[Source, EPH, Email Address Length FAQ]

Every day I learn something new! (even when I should have known it for a couple of decades)

1 comment so far

Project Done November 30, 2009 2:40 am

Posted by Doug McCaughan in : Programming, Technology
, add a comment

I just put the wraps on one of my projects. This one was a site scrapper and a site rebuild. Scraping means the site which controls the data did not provide an API or other means to get the data so using PHP, cURL, and AJAX (in this case, jQuery), I retrieved the data, used PHP and regular expressions to parse the data to use only the parts I needed, and CSS to present it correctly. The rebuild was applying a new design, furnished by the client, to the rest of the site. Overall fun, albeit with some speed bumps and hiccups.

add a comment

Today’s Work Related Links November 30, 2009 2:33 am

Posted by Doug McCaughan in : Daily Life, Programming, Technology
, add a comment
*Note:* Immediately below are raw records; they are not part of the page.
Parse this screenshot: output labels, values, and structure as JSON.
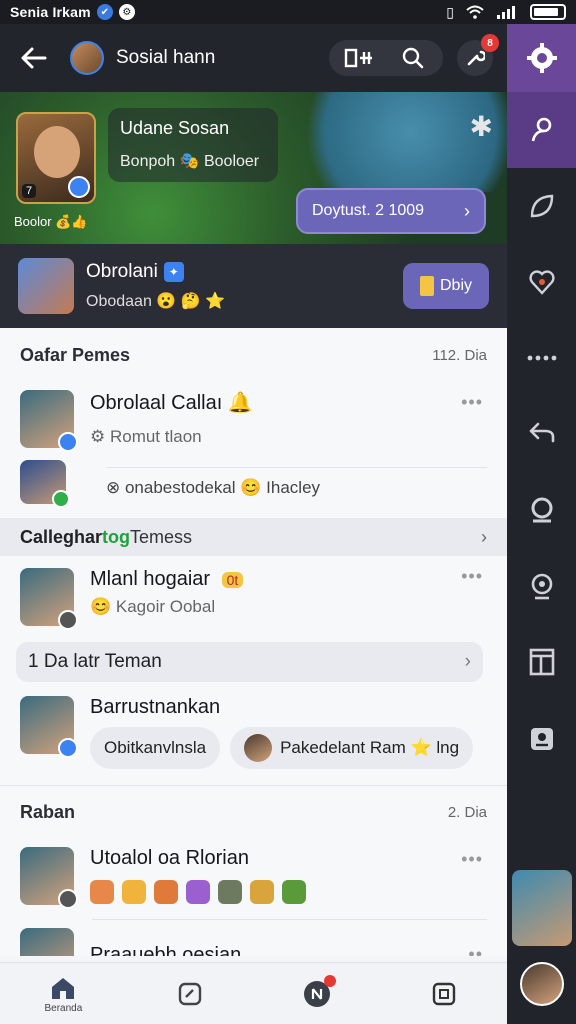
{
  "status_bar": {
    "title": "Senia Irkam",
    "signal_icon": "wifi-icon",
    "battery_icon": "battery-icon"
  },
  "header": {
    "title": "Sosial hann",
    "back_icon": "back-arrow-icon",
    "actions": [
      "grid-icon",
      "search-icon"
    ],
    "notif_badge": "8"
  },
  "hero": {
    "card_title": "Udane Sosan",
    "card_subtitle": "Bonpoh 🎭 Booloer",
    "rank": "7",
    "credit": "Boolor 💰👍",
    "pill_label": "Doytust. 2 1009",
    "pill_arrow": "›"
  },
  "group": {
    "name": "Obrolani",
    "subtitle": "Obodaan 😮 🤔 ⭐",
    "button_label": "Dbiy"
  },
  "section1": {
    "title": "Oafar Pemes",
    "meta": "112. Dia"
  },
  "row1": {
    "name": "Obrolaal Callaı 🔔",
    "sub": "⚙ Romut tlaon",
    "more": "•••",
    "thread": "⊗ onabestodekal 😊 Ihacley"
  },
  "category": {
    "label_a": "Calleghar",
    "label_b": "tog",
    "label_c": " Temess",
    "chevron": "›"
  },
  "row2": {
    "name": "Mlanl hogaiar",
    "tag": "0t",
    "sub": "😊 Kagoir Oobal",
    "more": "•••"
  },
  "pill_row": {
    "label": "1 Da latr Teman",
    "chevron": "›"
  },
  "row3": {
    "name": "Barrustnankan",
    "chip1": "Obitkanvlnsla",
    "chip2": "Pakedelant Ram ⭐ lng"
  },
  "section2": {
    "title": "Raban",
    "meta": "2. Dia"
  },
  "row4": {
    "name": "Utoalol oa Rlorian",
    "more": "•••"
  },
  "row5": {
    "name": "Praauebh oesian",
    "more": "••"
  },
  "tabs": [
    {
      "icon": "home-icon",
      "label": "Beranda"
    },
    {
      "icon": "edit-icon",
      "label": ""
    },
    {
      "icon": "chat-icon",
      "label": ""
    },
    {
      "icon": "screen-icon",
      "label": ""
    }
  ],
  "rail": {
    "items": [
      "settings-icon",
      "people-icon",
      "leaf-icon",
      "heart-icon",
      "more-icon",
      "reply-icon",
      "group-icon",
      "camera-icon",
      "layout-icon",
      "lock-icon"
    ]
  },
  "colors": {
    "accent": "#6c66b8",
    "rail_active": "#5a3b86",
    "header_bg": "#23252d",
    "badge": "#e53935"
  }
}
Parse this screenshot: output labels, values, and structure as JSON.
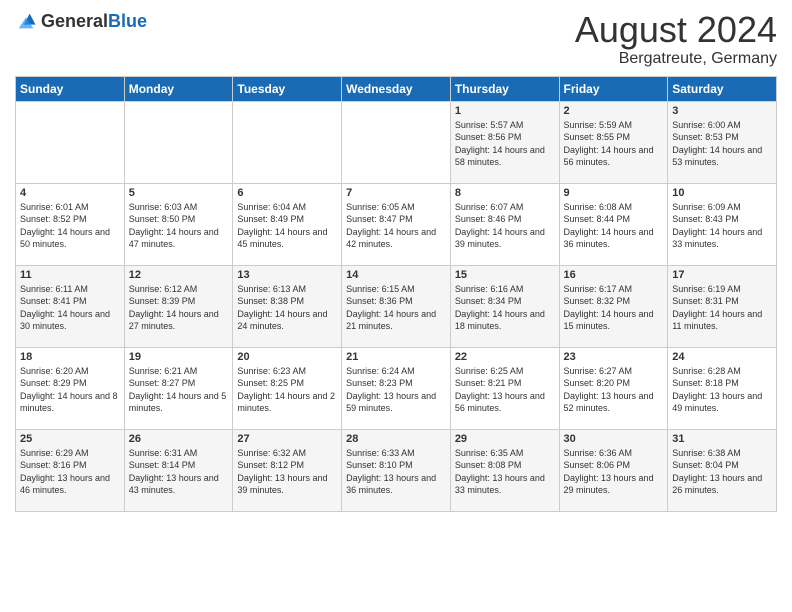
{
  "header": {
    "logo_general": "General",
    "logo_blue": "Blue",
    "month_title": "August 2024",
    "location": "Bergatreute, Germany"
  },
  "days_of_week": [
    "Sunday",
    "Monday",
    "Tuesday",
    "Wednesday",
    "Thursday",
    "Friday",
    "Saturday"
  ],
  "weeks": [
    [
      {
        "day": "",
        "content": ""
      },
      {
        "day": "",
        "content": ""
      },
      {
        "day": "",
        "content": ""
      },
      {
        "day": "",
        "content": ""
      },
      {
        "day": "1",
        "content": "Sunrise: 5:57 AM\nSunset: 8:56 PM\nDaylight: 14 hours and 58 minutes."
      },
      {
        "day": "2",
        "content": "Sunrise: 5:59 AM\nSunset: 8:55 PM\nDaylight: 14 hours and 56 minutes."
      },
      {
        "day": "3",
        "content": "Sunrise: 6:00 AM\nSunset: 8:53 PM\nDaylight: 14 hours and 53 minutes."
      }
    ],
    [
      {
        "day": "4",
        "content": "Sunrise: 6:01 AM\nSunset: 8:52 PM\nDaylight: 14 hours and 50 minutes."
      },
      {
        "day": "5",
        "content": "Sunrise: 6:03 AM\nSunset: 8:50 PM\nDaylight: 14 hours and 47 minutes."
      },
      {
        "day": "6",
        "content": "Sunrise: 6:04 AM\nSunset: 8:49 PM\nDaylight: 14 hours and 45 minutes."
      },
      {
        "day": "7",
        "content": "Sunrise: 6:05 AM\nSunset: 8:47 PM\nDaylight: 14 hours and 42 minutes."
      },
      {
        "day": "8",
        "content": "Sunrise: 6:07 AM\nSunset: 8:46 PM\nDaylight: 14 hours and 39 minutes."
      },
      {
        "day": "9",
        "content": "Sunrise: 6:08 AM\nSunset: 8:44 PM\nDaylight: 14 hours and 36 minutes."
      },
      {
        "day": "10",
        "content": "Sunrise: 6:09 AM\nSunset: 8:43 PM\nDaylight: 14 hours and 33 minutes."
      }
    ],
    [
      {
        "day": "11",
        "content": "Sunrise: 6:11 AM\nSunset: 8:41 PM\nDaylight: 14 hours and 30 minutes."
      },
      {
        "day": "12",
        "content": "Sunrise: 6:12 AM\nSunset: 8:39 PM\nDaylight: 14 hours and 27 minutes."
      },
      {
        "day": "13",
        "content": "Sunrise: 6:13 AM\nSunset: 8:38 PM\nDaylight: 14 hours and 24 minutes."
      },
      {
        "day": "14",
        "content": "Sunrise: 6:15 AM\nSunset: 8:36 PM\nDaylight: 14 hours and 21 minutes."
      },
      {
        "day": "15",
        "content": "Sunrise: 6:16 AM\nSunset: 8:34 PM\nDaylight: 14 hours and 18 minutes."
      },
      {
        "day": "16",
        "content": "Sunrise: 6:17 AM\nSunset: 8:32 PM\nDaylight: 14 hours and 15 minutes."
      },
      {
        "day": "17",
        "content": "Sunrise: 6:19 AM\nSunset: 8:31 PM\nDaylight: 14 hours and 11 minutes."
      }
    ],
    [
      {
        "day": "18",
        "content": "Sunrise: 6:20 AM\nSunset: 8:29 PM\nDaylight: 14 hours and 8 minutes."
      },
      {
        "day": "19",
        "content": "Sunrise: 6:21 AM\nSunset: 8:27 PM\nDaylight: 14 hours and 5 minutes."
      },
      {
        "day": "20",
        "content": "Sunrise: 6:23 AM\nSunset: 8:25 PM\nDaylight: 14 hours and 2 minutes."
      },
      {
        "day": "21",
        "content": "Sunrise: 6:24 AM\nSunset: 8:23 PM\nDaylight: 13 hours and 59 minutes."
      },
      {
        "day": "22",
        "content": "Sunrise: 6:25 AM\nSunset: 8:21 PM\nDaylight: 13 hours and 56 minutes."
      },
      {
        "day": "23",
        "content": "Sunrise: 6:27 AM\nSunset: 8:20 PM\nDaylight: 13 hours and 52 minutes."
      },
      {
        "day": "24",
        "content": "Sunrise: 6:28 AM\nSunset: 8:18 PM\nDaylight: 13 hours and 49 minutes."
      }
    ],
    [
      {
        "day": "25",
        "content": "Sunrise: 6:29 AM\nSunset: 8:16 PM\nDaylight: 13 hours and 46 minutes."
      },
      {
        "day": "26",
        "content": "Sunrise: 6:31 AM\nSunset: 8:14 PM\nDaylight: 13 hours and 43 minutes."
      },
      {
        "day": "27",
        "content": "Sunrise: 6:32 AM\nSunset: 8:12 PM\nDaylight: 13 hours and 39 minutes."
      },
      {
        "day": "28",
        "content": "Sunrise: 6:33 AM\nSunset: 8:10 PM\nDaylight: 13 hours and 36 minutes."
      },
      {
        "day": "29",
        "content": "Sunrise: 6:35 AM\nSunset: 8:08 PM\nDaylight: 13 hours and 33 minutes."
      },
      {
        "day": "30",
        "content": "Sunrise: 6:36 AM\nSunset: 8:06 PM\nDaylight: 13 hours and 29 minutes."
      },
      {
        "day": "31",
        "content": "Sunrise: 6:38 AM\nSunset: 8:04 PM\nDaylight: 13 hours and 26 minutes."
      }
    ]
  ]
}
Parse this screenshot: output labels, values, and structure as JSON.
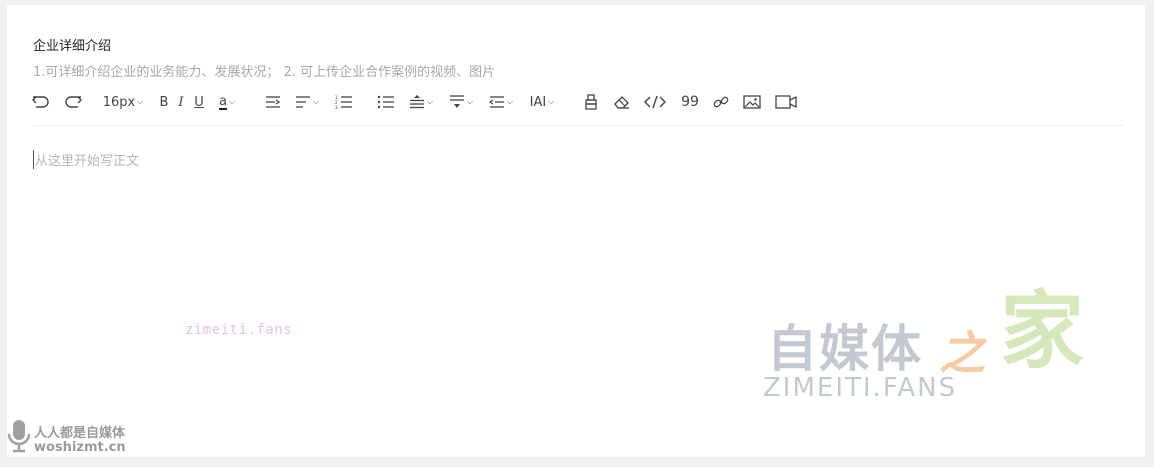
{
  "section": {
    "title": "企业详细介绍",
    "hint": "1.可详细介绍企业的业务能力、发展状况； 2. 可上传企业合作案例的视频、图片"
  },
  "toolbar": {
    "font_size": "16px",
    "bold": "B",
    "italic": "I",
    "underline": "U",
    "font_color": "a",
    "letter_spacing": "IAI",
    "blockquote": "99"
  },
  "editor": {
    "placeholder": "从这里开始写正文"
  },
  "watermarks": {
    "small": "zimeiti.fans",
    "big_cn": "自媒体",
    "big_zhi": "之",
    "big_jia": "家",
    "big_en": "ZIMEITI.FANS",
    "corner_cn": "人人都是自媒体",
    "corner_en": "woshizmt.cn"
  },
  "colors": {
    "text": "#222222",
    "hint": "#a8a8a8",
    "placeholder": "#b5b5b5",
    "icon": "#444444"
  }
}
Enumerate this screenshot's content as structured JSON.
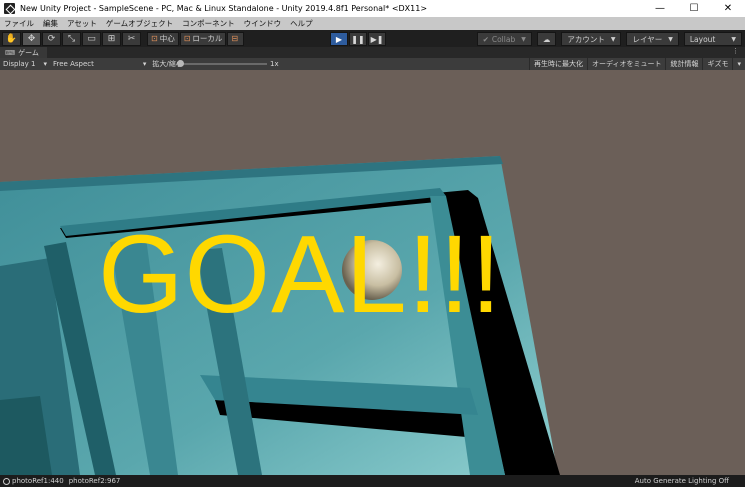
{
  "window": {
    "title": "New Unity Project - SampleScene - PC, Mac & Linux Standalone - Unity 2019.4.8f1 Personal* <DX11>",
    "minimize": "—",
    "maximize": "☐",
    "close": "✕"
  },
  "menu": [
    "ファイル",
    "編集",
    "アセット",
    "ゲームオブジェクト",
    "コンポーネント",
    "ウインドウ",
    "ヘルプ"
  ],
  "toolbar": {
    "tools": [
      "✋",
      "✥",
      "⟳",
      "⤡",
      "▭",
      "⊞",
      "✂"
    ],
    "pivot_label": "中心",
    "space_label": "ローカル",
    "play": "▶",
    "pause": "❚❚",
    "step": "▶❚",
    "collab_label": "Collab",
    "cloud_icon": "☁",
    "account_label": "アカウント",
    "layers_label": "レイヤー",
    "layout_label": "Layout"
  },
  "tabs": {
    "game_tab": "ゲーム",
    "menu_icon": "⋮"
  },
  "game_bar": {
    "display": "Display 1",
    "aspect": "Free Aspect",
    "scale_label": "拡大/縮小",
    "scale_value": "1x",
    "maximize_on_play": "再生時に最大化",
    "mute_audio": "オーディオをミュート",
    "stats": "統計情報",
    "gizmos": "ギズモ"
  },
  "scene": {
    "goal_text": "GOAL!!!"
  },
  "status": {
    "photo_ref1": "photoRef1:440",
    "photo_ref2": "photoRef2:967",
    "lighting": "Auto Generate Lighting Off"
  },
  "colors": {
    "background": "#6b5f58",
    "floor": "#4a9aa4",
    "goal_text": "#ffd800"
  }
}
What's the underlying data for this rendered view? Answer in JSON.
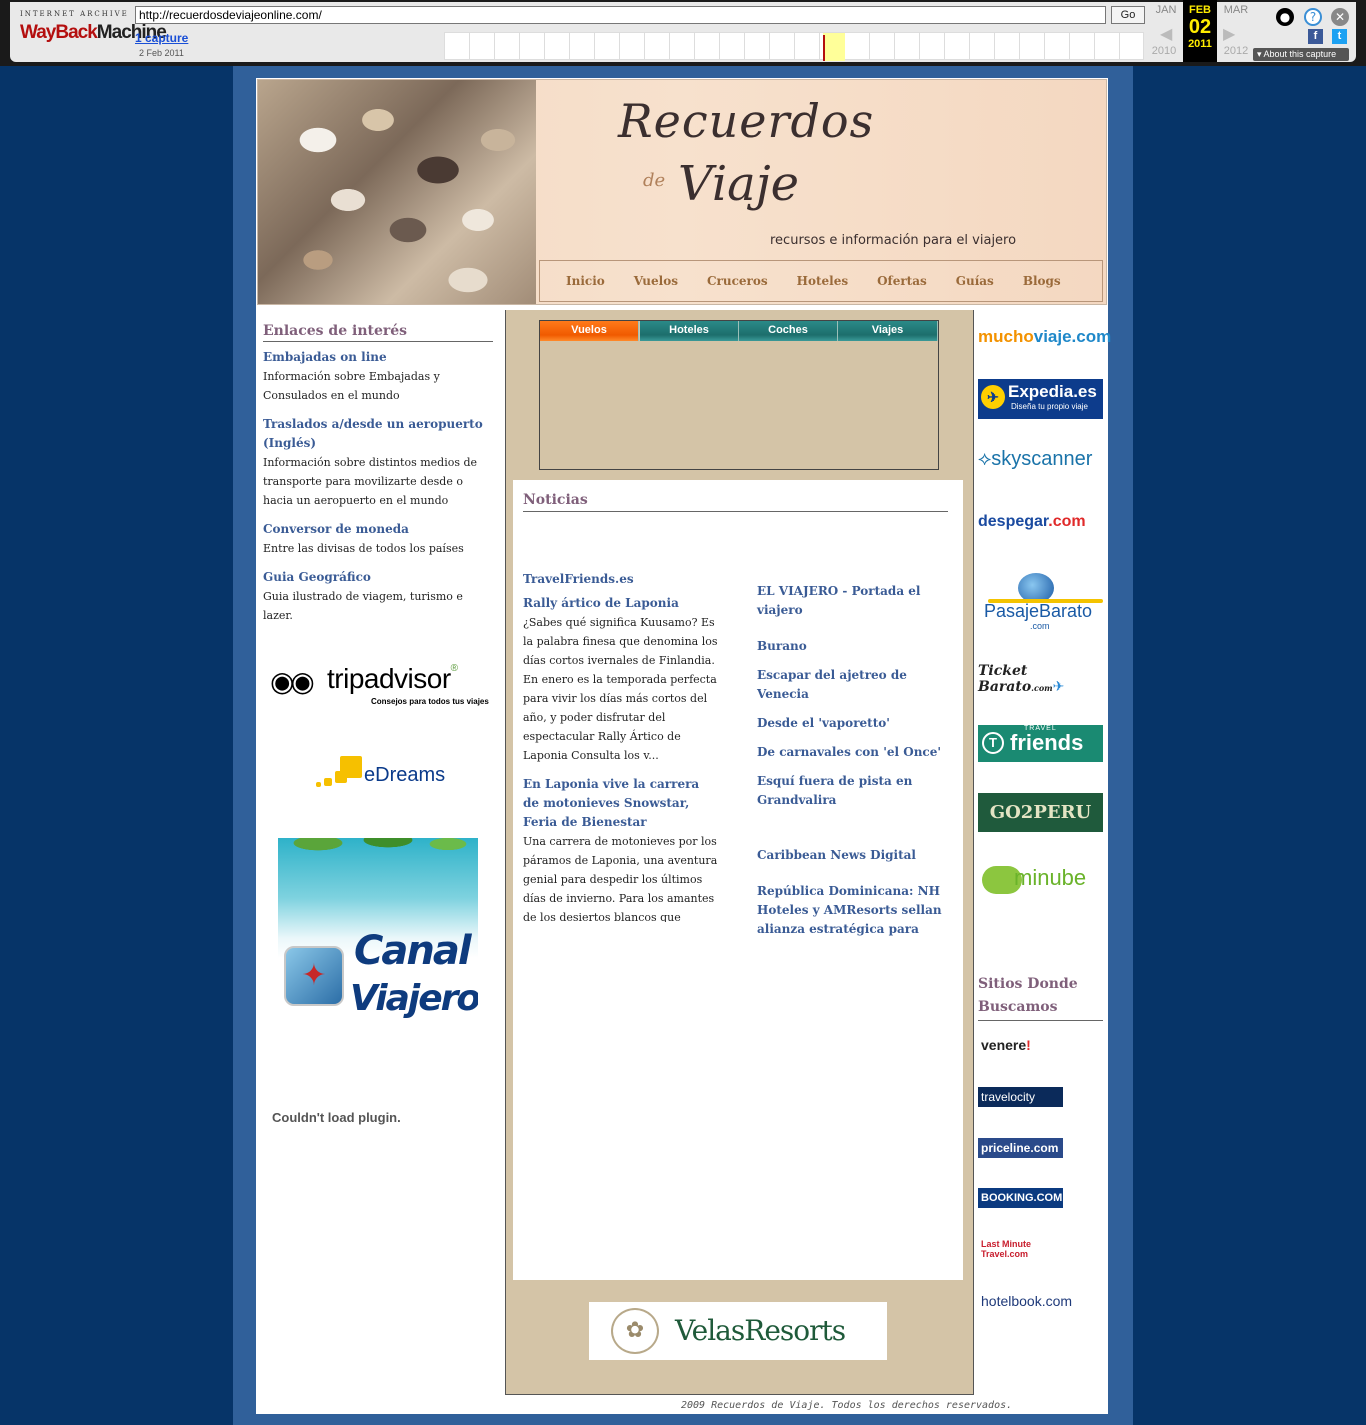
{
  "wayback": {
    "logo_top": "INTERNET ARCHIVE",
    "logo_way": "WayBack",
    "logo_machine": "Machine",
    "url": "http://recuerdosdeviajeonline.com/",
    "go_label": "Go",
    "captures": "1 capture",
    "capture_date": "2 Feb 2011",
    "prev_month": "JAN",
    "cur_month": "FEB",
    "next_month": "MAR",
    "cur_day": "02",
    "prev_year": "2010",
    "cur_year": "2011",
    "next_year": "2012",
    "about": "About this capture",
    "user_icon": "user-icon",
    "help_icon": "help-icon",
    "close_icon": "close-icon"
  },
  "header": {
    "logo_line1": "Recuerdos",
    "logo_de": "de",
    "logo_line2": "Viaje",
    "tagline": "recursos e información para el viajero",
    "nav": [
      "Inicio",
      "Vuelos",
      "Cruceros",
      "Hoteles",
      "Ofertas",
      "Guías",
      "Blogs"
    ]
  },
  "left": {
    "title": "Enlaces de interés",
    "links": [
      {
        "title": "Embajadas on line",
        "desc": "Información sobre Embajadas y Consulados en el mundo"
      },
      {
        "title": "Traslados a/desde un aeropuerto (Inglés)",
        "desc": "Información sobre distintos medios de transporte para movilizarte desde o hacia un aeropuerto en el mundo"
      },
      {
        "title": "Conversor de moneda",
        "desc": "Entre las divisas de todos los países"
      },
      {
        "title": "Guia Geográfico",
        "desc": "Guia ilustrado de viagem, turismo e lazer."
      }
    ],
    "tripadvisor": {
      "name": "tripadvisor",
      "reg": "®",
      "slogan": "Consejos para todos tus viajes"
    },
    "edreams": "eDreams",
    "canal": {
      "line1": "Canal",
      "line2": "Viajero"
    },
    "plugin_msg": "Couldn't load plugin."
  },
  "search": {
    "tabs": [
      "Vuelos",
      "Hoteles",
      "Coches",
      "Viajes"
    ],
    "active_tab": "Vuelos"
  },
  "news": {
    "title": "Noticias",
    "left_source": "TravelFriends.es",
    "left_items": [
      {
        "title": "Rally ártico de Laponia",
        "body": "¿Sabes qué significa Kuusamo? Es la palabra finesa que denomina los días cortos ivernales de Finlandia. En enero es la temporada perfecta para vivir los días más cortos del año, y poder disfrutar del espectacular Rally Ártico de Laponia Consulta los v..."
      },
      {
        "title": "En Laponia vive la carrera de motonieves Snowstar, Feria de Bienestar",
        "body": "Una carrera de motonieves por los páramos de Laponia, una aventura genial para despedir los últimos días de invierno. Para los amantes de los desiertos blancos que quieren"
      }
    ],
    "right_source": "EL VIAJERO - Portada el viajero",
    "right_items": [
      "Burano",
      "Escapar del ajetreo de Venecia",
      "Desde el 'vaporetto'",
      "De carnavales con 'el Once'",
      "Esquí fuera de pista en Grandvalira"
    ],
    "right_source2": "Caribbean News Digital",
    "right_items2": [
      "República Dominicana: NH Hoteles y AMResorts sellan alianza estratégica para"
    ]
  },
  "velas": "VelasResorts",
  "footer": "2009 Recuerdos de Viaje. Todos los derechos reservados.",
  "right": {
    "muchoviaje_a": "mucho",
    "muchoviaje_b": "viaje.com",
    "expedia": "Expedia.es",
    "expedia_slogan": "Diseña tu propio viaje",
    "skyscanner": "skyscanner",
    "despegar_a": "despegar",
    "despegar_b": ".com",
    "pasaje": "PasajeBarato",
    "pasaje_com": ".com",
    "ticket": "Ticket Barato",
    "ticket_com": ".com",
    "travelfriends_top": "TRAVEL",
    "travelfriends": "friends",
    "go2peru": "GO2PERU",
    "minube": "minube",
    "sitios_title": "Sitios Donde Buscamos",
    "venere": "venere",
    "venere_ex": "!",
    "travelocity": "travelocity",
    "priceline": "priceline.com",
    "booking": "BOOKING.COM",
    "lastminute_1": "Last Minute",
    "lastminute_2": "Travel.com",
    "hotelbook": "hotelbook.com"
  }
}
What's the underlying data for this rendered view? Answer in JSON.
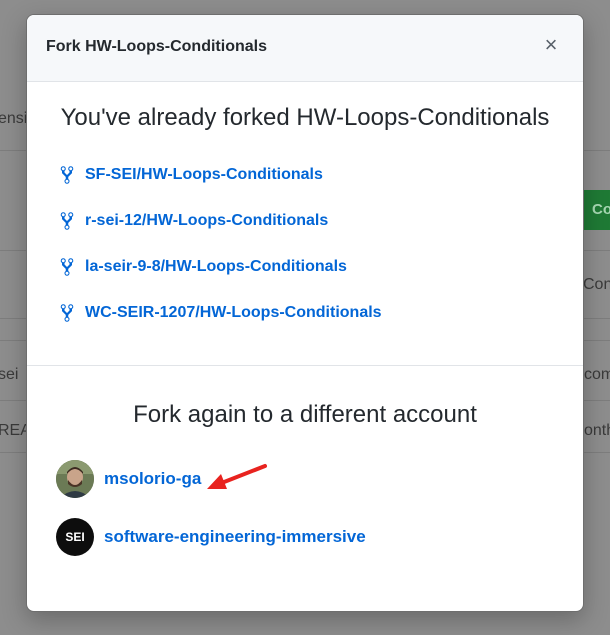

I work in an ever changing industry. New techniques, new standards, new languages, new buzzwords are always developing. These changes are why programmers must be constant learners. I learn principles. Specifics of a language simply require a decent reference. I rely heavily upon Delicious as my own personal search engine and reference tool. To date, I have bookmarked 10024 websites. I can spent hours researching a problem and clicking through search engine results to read misinformation or bad links but when I find the resource I need, I bookmark it at Delicious with keywords which will help me find the information easily. The next time I need that info, I can find it in seconds.

Links I have used in my work today:

add a comment

My Clients Now Get P3P Privacy Policies November 17, 2009 11:15 am

Posted by Doug McCaughan in : Privacy, Programming, Security, Technology, Touchy Subjects
, add a comment

Does your website collect identifying information on your visitors? If you think because you do not sell anything, ie. no shopping cart, and have no subscription services that you are not collecting identifying information on your site’s visitors then you are probably wrong. Most web servers log IP addresses along with the time of the visit and what that IP address read. ISPs keep logs showing which IP addresses were allocated to what users at particular times. Your logs can be correlated to their logs to identify a person. If your site as a comment form then you are definitely collecting information but more importantly that form gives you a name of a person to associate with the IP address without having to involve the ISP.

So now that we are clear that you are probably collecting identifying information about the visitors to your site, do you have a privacy policy? A privacy policy states how you will use that identifying information. For instance, perhaps you sell it to mailing lists. Or perhaps you specifically do NOT sell it to mailing lists but aggregate it to be able to explain to your potential advertisers that 70% of your site’s visitors are women between the ages of 22 and 35.

If you have a privacy policy, as a human, I can follow the link to that policy, read it, and try to interpret it. But why should I do that when I may not even understand what I’m reading? Shouldn’t the browser or other software handle the privacy policy for me? Yes! And on April 16, 2002 the W3C recommended the Platform for Privacy Preferences Project or P3P which is "a machine-readable language that helps to express a website’s data management practices." What this comes down to is that you can set your privacy preferences in your browser and if the website’s policy does not match, the browser blocks cookies from that site. Certainly there is a bit more to it than that but for most users, it boils down to blocking cookies.

P3P is a bit of a pain in the neck but every website (and that means your blogs) should have a privacy policy. This is definitely something I will encourage of each of my clients.

add a comment